    Anyway, the idea of making a flagship game is appealing. Even if I don’t make it any time soon, I should really think about how the games I do make will lead up to making that one game.

  • I have been working at Indiepath Ltd which was established in the end of 2004. I originally wanted to make a really nice multiplayer game – something original and different. Tim – the owner of Indiepath – was doing Morphlings online multiplayer with me, but he’s vision leaned more towards publishing & creating casual games (as you can see at http://www.cloverleafgames.com). In the end of last year I started to think about “why I started doing this?”. Even when the publishing deals could bring quite nice money – and making middleware for companies bring even more money that’s not the reason I’m doing this. I still want to create multiplayer games – and that’s why I made the choice and started my own company: Polycount Productions. It’s now registered. We still have shared business with Tim but now my goal is more focused: I’m concentrating on what I have passion to do.

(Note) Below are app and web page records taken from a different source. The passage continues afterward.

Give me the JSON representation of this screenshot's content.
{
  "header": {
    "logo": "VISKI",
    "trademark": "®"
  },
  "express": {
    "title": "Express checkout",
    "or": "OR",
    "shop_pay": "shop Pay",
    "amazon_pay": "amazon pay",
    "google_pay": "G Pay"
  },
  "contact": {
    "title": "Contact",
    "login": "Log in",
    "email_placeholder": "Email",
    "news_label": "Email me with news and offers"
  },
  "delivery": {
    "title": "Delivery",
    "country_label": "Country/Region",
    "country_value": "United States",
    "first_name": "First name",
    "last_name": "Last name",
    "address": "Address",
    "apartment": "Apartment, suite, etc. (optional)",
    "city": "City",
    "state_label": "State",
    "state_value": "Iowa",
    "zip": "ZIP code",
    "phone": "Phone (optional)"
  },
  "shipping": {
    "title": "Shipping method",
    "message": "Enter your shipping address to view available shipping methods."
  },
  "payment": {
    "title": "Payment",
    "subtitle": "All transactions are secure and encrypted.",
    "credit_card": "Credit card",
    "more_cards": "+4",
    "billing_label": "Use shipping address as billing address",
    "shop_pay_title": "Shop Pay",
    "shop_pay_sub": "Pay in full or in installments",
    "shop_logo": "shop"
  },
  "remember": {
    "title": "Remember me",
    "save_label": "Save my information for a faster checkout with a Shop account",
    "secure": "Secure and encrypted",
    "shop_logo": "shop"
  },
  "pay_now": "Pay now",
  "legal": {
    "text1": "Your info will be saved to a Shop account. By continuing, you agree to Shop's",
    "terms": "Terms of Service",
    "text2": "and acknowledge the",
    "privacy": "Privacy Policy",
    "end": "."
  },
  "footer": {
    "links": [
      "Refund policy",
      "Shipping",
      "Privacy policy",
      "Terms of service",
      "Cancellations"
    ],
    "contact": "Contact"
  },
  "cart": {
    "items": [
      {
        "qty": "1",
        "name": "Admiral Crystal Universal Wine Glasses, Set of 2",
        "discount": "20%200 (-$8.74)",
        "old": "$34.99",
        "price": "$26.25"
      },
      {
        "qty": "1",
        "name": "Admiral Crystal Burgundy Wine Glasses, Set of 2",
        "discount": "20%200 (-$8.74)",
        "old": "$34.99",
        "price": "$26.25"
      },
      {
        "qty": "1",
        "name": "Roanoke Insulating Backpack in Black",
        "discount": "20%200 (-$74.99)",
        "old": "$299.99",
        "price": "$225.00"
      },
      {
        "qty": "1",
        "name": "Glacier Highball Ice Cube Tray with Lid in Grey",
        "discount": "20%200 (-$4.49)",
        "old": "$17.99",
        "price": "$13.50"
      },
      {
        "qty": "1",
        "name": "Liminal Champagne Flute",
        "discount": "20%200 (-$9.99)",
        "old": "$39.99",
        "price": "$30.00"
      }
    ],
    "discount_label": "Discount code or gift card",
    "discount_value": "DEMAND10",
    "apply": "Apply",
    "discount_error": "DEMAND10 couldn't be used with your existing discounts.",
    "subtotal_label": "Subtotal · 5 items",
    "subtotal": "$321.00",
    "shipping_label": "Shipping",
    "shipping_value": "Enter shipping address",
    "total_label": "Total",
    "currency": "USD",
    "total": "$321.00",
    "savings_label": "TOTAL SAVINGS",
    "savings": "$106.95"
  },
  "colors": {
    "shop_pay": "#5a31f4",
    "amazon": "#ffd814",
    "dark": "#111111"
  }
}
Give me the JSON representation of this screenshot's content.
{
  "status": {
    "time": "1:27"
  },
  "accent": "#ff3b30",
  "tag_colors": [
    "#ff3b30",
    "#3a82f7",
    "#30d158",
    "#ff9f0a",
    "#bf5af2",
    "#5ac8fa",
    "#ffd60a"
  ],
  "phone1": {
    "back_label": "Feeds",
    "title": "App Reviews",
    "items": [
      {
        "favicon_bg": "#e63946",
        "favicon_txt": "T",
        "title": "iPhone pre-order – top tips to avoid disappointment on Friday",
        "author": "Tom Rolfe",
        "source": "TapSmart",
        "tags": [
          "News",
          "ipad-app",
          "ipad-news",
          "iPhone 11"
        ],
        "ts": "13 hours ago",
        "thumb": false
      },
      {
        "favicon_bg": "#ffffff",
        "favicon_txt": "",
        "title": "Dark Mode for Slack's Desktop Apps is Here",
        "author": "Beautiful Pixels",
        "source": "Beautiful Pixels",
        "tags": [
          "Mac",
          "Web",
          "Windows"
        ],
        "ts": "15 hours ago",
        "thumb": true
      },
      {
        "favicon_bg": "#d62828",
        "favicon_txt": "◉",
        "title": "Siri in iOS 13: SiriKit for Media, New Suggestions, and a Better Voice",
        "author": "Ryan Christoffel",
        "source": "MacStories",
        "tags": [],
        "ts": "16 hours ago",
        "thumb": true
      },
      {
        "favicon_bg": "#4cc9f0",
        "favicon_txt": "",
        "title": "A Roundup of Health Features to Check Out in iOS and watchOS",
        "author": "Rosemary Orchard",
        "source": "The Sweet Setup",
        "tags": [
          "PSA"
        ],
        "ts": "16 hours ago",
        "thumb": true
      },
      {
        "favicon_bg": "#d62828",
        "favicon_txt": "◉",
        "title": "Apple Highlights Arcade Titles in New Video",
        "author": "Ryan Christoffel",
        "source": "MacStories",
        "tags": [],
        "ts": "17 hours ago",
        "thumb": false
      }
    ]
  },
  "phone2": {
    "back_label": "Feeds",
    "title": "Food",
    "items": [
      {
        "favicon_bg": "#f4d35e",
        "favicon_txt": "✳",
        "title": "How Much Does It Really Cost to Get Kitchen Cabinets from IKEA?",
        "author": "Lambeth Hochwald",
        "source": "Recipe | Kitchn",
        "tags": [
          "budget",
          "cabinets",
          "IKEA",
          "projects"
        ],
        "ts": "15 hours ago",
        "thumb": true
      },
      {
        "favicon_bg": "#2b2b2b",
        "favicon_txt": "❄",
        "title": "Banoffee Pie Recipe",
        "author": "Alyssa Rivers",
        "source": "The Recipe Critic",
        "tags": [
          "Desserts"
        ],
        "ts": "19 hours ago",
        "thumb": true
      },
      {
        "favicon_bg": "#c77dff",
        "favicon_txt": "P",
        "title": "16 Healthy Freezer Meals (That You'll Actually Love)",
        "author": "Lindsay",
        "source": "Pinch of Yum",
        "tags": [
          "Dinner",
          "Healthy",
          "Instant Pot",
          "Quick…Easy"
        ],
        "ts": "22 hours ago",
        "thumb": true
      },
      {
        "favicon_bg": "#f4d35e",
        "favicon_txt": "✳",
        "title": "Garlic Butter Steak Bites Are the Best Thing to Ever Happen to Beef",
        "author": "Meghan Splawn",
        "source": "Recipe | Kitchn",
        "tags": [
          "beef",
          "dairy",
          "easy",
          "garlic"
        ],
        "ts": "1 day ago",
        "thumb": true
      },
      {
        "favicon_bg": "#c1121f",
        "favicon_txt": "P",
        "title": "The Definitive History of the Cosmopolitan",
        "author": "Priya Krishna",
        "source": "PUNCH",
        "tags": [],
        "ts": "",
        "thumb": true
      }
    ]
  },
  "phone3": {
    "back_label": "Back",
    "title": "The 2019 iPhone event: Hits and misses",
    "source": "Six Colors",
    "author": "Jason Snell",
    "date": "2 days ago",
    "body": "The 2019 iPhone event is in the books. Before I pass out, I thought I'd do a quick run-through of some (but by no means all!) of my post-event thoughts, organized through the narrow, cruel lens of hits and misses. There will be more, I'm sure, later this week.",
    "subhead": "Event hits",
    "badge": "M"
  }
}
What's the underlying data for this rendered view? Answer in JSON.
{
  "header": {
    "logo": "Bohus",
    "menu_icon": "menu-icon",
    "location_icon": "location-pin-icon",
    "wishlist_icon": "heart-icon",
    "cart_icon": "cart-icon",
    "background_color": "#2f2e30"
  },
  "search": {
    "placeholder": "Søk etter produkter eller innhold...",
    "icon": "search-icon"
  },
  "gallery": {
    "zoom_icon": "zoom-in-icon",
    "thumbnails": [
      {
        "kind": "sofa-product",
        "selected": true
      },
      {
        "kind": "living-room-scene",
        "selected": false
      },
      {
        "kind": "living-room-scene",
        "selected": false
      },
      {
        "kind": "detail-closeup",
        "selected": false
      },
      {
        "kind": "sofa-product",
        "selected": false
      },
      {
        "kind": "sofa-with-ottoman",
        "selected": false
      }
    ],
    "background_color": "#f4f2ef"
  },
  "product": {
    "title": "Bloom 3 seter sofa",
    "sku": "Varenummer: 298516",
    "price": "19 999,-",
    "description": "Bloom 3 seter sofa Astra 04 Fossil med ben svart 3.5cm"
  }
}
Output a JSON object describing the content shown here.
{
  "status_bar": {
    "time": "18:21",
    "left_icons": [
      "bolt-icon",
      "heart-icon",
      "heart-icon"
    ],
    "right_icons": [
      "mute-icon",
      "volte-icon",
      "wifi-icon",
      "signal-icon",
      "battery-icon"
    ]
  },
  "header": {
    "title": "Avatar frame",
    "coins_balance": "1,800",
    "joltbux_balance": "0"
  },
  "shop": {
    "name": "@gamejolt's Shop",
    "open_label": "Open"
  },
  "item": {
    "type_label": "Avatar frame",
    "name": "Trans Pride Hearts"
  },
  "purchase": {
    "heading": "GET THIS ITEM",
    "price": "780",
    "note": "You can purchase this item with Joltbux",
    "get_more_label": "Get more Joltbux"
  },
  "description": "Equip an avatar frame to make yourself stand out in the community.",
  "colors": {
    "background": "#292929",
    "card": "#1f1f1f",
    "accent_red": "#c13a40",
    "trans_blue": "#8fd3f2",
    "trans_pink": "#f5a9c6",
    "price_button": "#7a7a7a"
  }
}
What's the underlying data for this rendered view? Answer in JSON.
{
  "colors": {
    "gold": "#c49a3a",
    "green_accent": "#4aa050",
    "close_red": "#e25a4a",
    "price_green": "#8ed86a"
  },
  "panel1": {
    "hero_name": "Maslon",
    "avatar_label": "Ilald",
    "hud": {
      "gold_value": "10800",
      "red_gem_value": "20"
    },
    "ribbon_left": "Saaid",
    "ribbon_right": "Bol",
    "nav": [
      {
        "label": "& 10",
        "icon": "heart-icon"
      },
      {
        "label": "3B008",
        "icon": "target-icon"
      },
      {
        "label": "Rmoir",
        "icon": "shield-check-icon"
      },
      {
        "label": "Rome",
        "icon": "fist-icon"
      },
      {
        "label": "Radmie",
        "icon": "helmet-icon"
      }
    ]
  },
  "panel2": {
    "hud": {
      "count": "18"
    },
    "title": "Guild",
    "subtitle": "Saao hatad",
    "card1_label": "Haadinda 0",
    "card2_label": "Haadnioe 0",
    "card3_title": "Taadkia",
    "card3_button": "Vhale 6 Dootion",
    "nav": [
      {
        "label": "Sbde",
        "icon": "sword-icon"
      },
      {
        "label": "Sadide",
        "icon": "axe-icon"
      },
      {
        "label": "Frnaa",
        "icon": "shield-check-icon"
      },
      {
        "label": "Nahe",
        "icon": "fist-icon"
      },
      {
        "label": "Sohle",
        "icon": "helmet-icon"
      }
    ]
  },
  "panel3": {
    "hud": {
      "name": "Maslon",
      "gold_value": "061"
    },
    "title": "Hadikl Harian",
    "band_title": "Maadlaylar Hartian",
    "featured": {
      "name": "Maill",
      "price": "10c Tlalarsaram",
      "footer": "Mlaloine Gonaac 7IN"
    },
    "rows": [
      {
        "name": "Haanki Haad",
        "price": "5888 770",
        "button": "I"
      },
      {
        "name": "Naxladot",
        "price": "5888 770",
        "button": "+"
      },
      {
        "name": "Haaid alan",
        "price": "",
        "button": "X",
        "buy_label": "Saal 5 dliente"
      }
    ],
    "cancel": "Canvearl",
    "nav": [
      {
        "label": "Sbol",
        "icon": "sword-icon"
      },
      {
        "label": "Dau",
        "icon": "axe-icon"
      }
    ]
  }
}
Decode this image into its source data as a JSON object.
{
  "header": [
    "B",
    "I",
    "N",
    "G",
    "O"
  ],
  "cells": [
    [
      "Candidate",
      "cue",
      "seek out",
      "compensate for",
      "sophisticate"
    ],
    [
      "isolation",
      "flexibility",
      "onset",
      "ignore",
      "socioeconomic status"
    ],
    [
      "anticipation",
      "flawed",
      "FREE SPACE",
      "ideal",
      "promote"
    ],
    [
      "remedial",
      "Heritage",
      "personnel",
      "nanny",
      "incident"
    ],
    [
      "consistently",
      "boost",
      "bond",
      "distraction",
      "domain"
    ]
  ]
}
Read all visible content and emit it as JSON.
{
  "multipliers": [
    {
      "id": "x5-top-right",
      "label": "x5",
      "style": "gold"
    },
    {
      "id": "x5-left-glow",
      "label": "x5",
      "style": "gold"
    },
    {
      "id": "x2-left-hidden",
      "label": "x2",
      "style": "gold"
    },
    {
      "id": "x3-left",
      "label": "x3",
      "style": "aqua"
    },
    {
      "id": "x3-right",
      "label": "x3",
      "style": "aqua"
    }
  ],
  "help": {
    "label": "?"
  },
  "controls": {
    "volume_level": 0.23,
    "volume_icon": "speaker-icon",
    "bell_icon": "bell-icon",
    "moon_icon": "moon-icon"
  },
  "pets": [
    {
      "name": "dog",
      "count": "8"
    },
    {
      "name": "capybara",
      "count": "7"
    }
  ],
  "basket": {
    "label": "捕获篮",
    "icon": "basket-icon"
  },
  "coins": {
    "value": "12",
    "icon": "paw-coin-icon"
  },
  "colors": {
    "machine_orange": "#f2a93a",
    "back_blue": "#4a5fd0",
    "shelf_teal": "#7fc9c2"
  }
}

    Money must come from somewhere – but if I think it pays better to do consulting work (or something else) instead of “easy casual games” – if you really don’t want to do casual games.

  • That’s great! I wonder how many people get into their “dream job” only to realize years later that it wasn’t what they had in mind. It isn’t because they hard work puts them off. It’s because they don’t like that their hard work is spent doing exactly what they complained about before they got the job.

  • I’m indie, and my goal is still making the best RPG ever, it will happen someday 🙂
    The best thing about being indie is freedom, not money. You’re surely going to make more money with your daily job, unless the job was cleaning public bathrooms 😉 eheheh

  • I say just make the game you like anyway. unless you are especially weird, there will be many other people with similar tastes. I made Democracy and Starship Tycoon for myself really, but they are my two top sellers. There are more than enough people making uninspired clone games.

  • I wonder if you asked each clone developer what games he played and if you would get that much variety…or quantity. I imagine most people who become developers haven’t played many games and/or are inspired by the same games that everyone has already played.

    It’s kind of like the idea that if you only read Stephen King’s novels that you’ll only be able to write like Stephen King. If you read books from a number of different authors, you’ll probably be able to write as yourself and create something that is more unique to your writing.

  • […] has been about as tough as defining what a “game” is. I’ve covered a few attempts here and […]